▶ [Task directions] All of the entries below should be returned verbatim, apart from the pictures.

▶ [Exercise materials]
■ ■ ■

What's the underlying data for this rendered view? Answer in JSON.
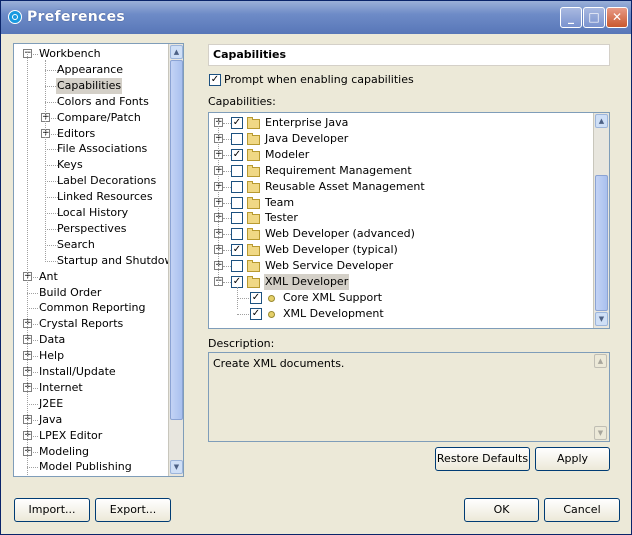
{
  "window": {
    "title": "Preferences",
    "min": "_",
    "max": "□",
    "close": "✕"
  },
  "left_tree": [
    {
      "label": "Workbench",
      "level": 0,
      "expander": "−"
    },
    {
      "label": "Appearance",
      "level": 1,
      "expander": ""
    },
    {
      "label": "Capabilities",
      "level": 1,
      "expander": "",
      "selected": true
    },
    {
      "label": "Colors and Fonts",
      "level": 1,
      "expander": ""
    },
    {
      "label": "Compare/Patch",
      "level": 1,
      "expander": "+"
    },
    {
      "label": "Editors",
      "level": 1,
      "expander": "+"
    },
    {
      "label": "File Associations",
      "level": 1,
      "expander": ""
    },
    {
      "label": "Keys",
      "level": 1,
      "expander": ""
    },
    {
      "label": "Label Decorations",
      "level": 1,
      "expander": ""
    },
    {
      "label": "Linked Resources",
      "level": 1,
      "expander": ""
    },
    {
      "label": "Local History",
      "level": 1,
      "expander": ""
    },
    {
      "label": "Perspectives",
      "level": 1,
      "expander": ""
    },
    {
      "label": "Search",
      "level": 1,
      "expander": ""
    },
    {
      "label": "Startup and Shutdown",
      "level": 1,
      "expander": ""
    },
    {
      "label": "Ant",
      "level": 0,
      "expander": "+"
    },
    {
      "label": "Build Order",
      "level": 0,
      "expander": ""
    },
    {
      "label": "Common Reporting",
      "level": 0,
      "expander": ""
    },
    {
      "label": "Crystal Reports",
      "level": 0,
      "expander": "+"
    },
    {
      "label": "Data",
      "level": 0,
      "expander": "+"
    },
    {
      "label": "Help",
      "level": 0,
      "expander": "+"
    },
    {
      "label": "Install/Update",
      "level": 0,
      "expander": "+"
    },
    {
      "label": "Internet",
      "level": 0,
      "expander": "+"
    },
    {
      "label": "J2EE",
      "level": 0,
      "expander": ""
    },
    {
      "label": "Java",
      "level": 0,
      "expander": "+"
    },
    {
      "label": "LPEX Editor",
      "level": 0,
      "expander": "+"
    },
    {
      "label": "Modeling",
      "level": 0,
      "expander": "+"
    },
    {
      "label": "Model Publishing",
      "level": 0,
      "expander": ""
    }
  ],
  "page_header": "Capabilities",
  "prompt_checkbox": {
    "label": "Prompt when enabling capabilities",
    "checked": true
  },
  "capabilities_label": "Capabilities:",
  "capabilities": [
    {
      "label": "Enterprise Java",
      "checked": true,
      "expander": "+"
    },
    {
      "label": "Java Developer",
      "checked": false,
      "expander": "+"
    },
    {
      "label": "Modeler",
      "checked": true,
      "expander": "+"
    },
    {
      "label": "Requirement Management",
      "checked": false,
      "expander": "+"
    },
    {
      "label": "Reusable Asset Management",
      "checked": false,
      "expander": "+"
    },
    {
      "label": "Team",
      "checked": false,
      "expander": "+"
    },
    {
      "label": "Tester",
      "checked": false,
      "expander": "+"
    },
    {
      "label": "Web Developer (advanced)",
      "checked": false,
      "expander": "+"
    },
    {
      "label": "Web Developer (typical)",
      "checked": true,
      "expander": "+"
    },
    {
      "label": "Web Service Developer",
      "checked": false,
      "expander": "+"
    },
    {
      "label": "XML Developer",
      "checked": true,
      "expander": "−",
      "selected": true,
      "children": [
        {
          "label": "Core XML Support",
          "checked": true
        },
        {
          "label": "XML Development",
          "checked": true
        }
      ]
    }
  ],
  "description_label": "Description:",
  "description_text": "Create XML documents.",
  "buttons": {
    "restore_defaults": "Restore Defaults",
    "apply": "Apply",
    "import": "Import...",
    "export": "Export...",
    "ok": "OK",
    "cancel": "Cancel"
  },
  "scroll_up": "▲",
  "scroll_down": "▼",
  "check_mark": "✓",
  "colors": {
    "titlebar": "#6e8bc7",
    "dialog_bg": "#ece9d8",
    "border": "#7f9db9",
    "selection": "#d4d0c8"
  }
}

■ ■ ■

▶ [Response area]
What's the underlying data for this rendered view? Answer in JSON.
{
  "window": {
    "title": "Preferences",
    "min": "_",
    "max": "□",
    "close": "✕"
  },
  "left_tree": [
    {
      "label": "Workbench",
      "level": 0,
      "expander": "−"
    },
    {
      "label": "Appearance",
      "level": 1,
      "expander": ""
    },
    {
      "label": "Capabilities",
      "level": 1,
      "expander": "",
      "selected": true
    },
    {
      "label": "Colors and Fonts",
      "level": 1,
      "expander": ""
    },
    {
      "label": "Compare/Patch",
      "level": 1,
      "expander": "+"
    },
    {
      "label": "Editors",
      "level": 1,
      "expander": "+"
    },
    {
      "label": "File Associations",
      "level": 1,
      "expander": ""
    },
    {
      "label": "Keys",
      "level": 1,
      "expander": ""
    },
    {
      "label": "Label Decorations",
      "level": 1,
      "expander": ""
    },
    {
      "label": "Linked Resources",
      "level": 1,
      "expander": ""
    },
    {
      "label": "Local History",
      "level": 1,
      "expander": ""
    },
    {
      "label": "Perspectives",
      "level": 1,
      "expander": ""
    },
    {
      "label": "Search",
      "level": 1,
      "expander": ""
    },
    {
      "label": "Startup and Shutdown",
      "level": 1,
      "expander": ""
    },
    {
      "label": "Ant",
      "level": 0,
      "expander": "+"
    },
    {
      "label": "Build Order",
      "level": 0,
      "expander": ""
    },
    {
      "label": "Common Reporting",
      "level": 0,
      "expander": ""
    },
    {
      "label": "Crystal Reports",
      "level": 0,
      "expander": "+"
    },
    {
      "label": "Data",
      "level": 0,
      "expander": "+"
    },
    {
      "label": "Help",
      "level": 0,
      "expander": "+"
    },
    {
      "label": "Install/Update",
      "level": 0,
      "expander": "+"
    },
    {
      "label": "Internet",
      "level": 0,
      "expander": "+"
    },
    {
      "label": "J2EE",
      "level": 0,
      "expander": ""
    },
    {
      "label": "Java",
      "level": 0,
      "expander": "+"
    },
    {
      "label": "LPEX Editor",
      "level": 0,
      "expander": "+"
    },
    {
      "label": "Modeling",
      "level": 0,
      "expander": "+"
    },
    {
      "label": "Model Publishing",
      "level": 0,
      "expander": ""
    }
  ],
  "page_header": "Capabilities",
  "prompt_checkbox": {
    "label": "Prompt when enabling capabilities",
    "checked": true
  },
  "capabilities_label": "Capabilities:",
  "capabilities": [
    {
      "label": "Enterprise Java",
      "checked": true,
      "expander": "+"
    },
    {
      "label": "Java Developer",
      "checked": false,
      "expander": "+"
    },
    {
      "label": "Modeler",
      "checked": true,
      "expander": "+"
    },
    {
      "label": "Requirement Management",
      "checked": false,
      "expander": "+"
    },
    {
      "label": "Reusable Asset Management",
      "checked": false,
      "expander": "+"
    },
    {
      "label": "Team",
      "checked": false,
      "expander": "+"
    },
    {
      "label": "Tester",
      "checked": false,
      "expander": "+"
    },
    {
      "label": "Web Developer (advanced)",
      "checked": false,
      "expander": "+"
    },
    {
      "label": "Web Developer (typical)",
      "checked": true,
      "expander": "+"
    },
    {
      "label": "Web Service Developer",
      "checked": false,
      "expander": "+"
    },
    {
      "label": "XML Developer",
      "checked": true,
      "expander": "−",
      "selected": true,
      "children": [
        {
          "label": "Core XML Support",
          "checked": true
        },
        {
          "label": "XML Development",
          "checked": true
        }
      ]
    }
  ],
  "description_label": "Description:",
  "description_text": "Create XML documents.",
  "buttons": {
    "restore_defaults": "Restore Defaults",
    "apply": "Apply",
    "import": "Import...",
    "export": "Export...",
    "ok": "OK",
    "cancel": "Cancel"
  },
  "scroll_up": "▲",
  "scroll_down": "▼",
  "check_mark": "✓",
  "colors": {
    "titlebar": "#6e8bc7",
    "dialog_bg": "#ece9d8",
    "border": "#7f9db9",
    "selection": "#d4d0c8"
  }
}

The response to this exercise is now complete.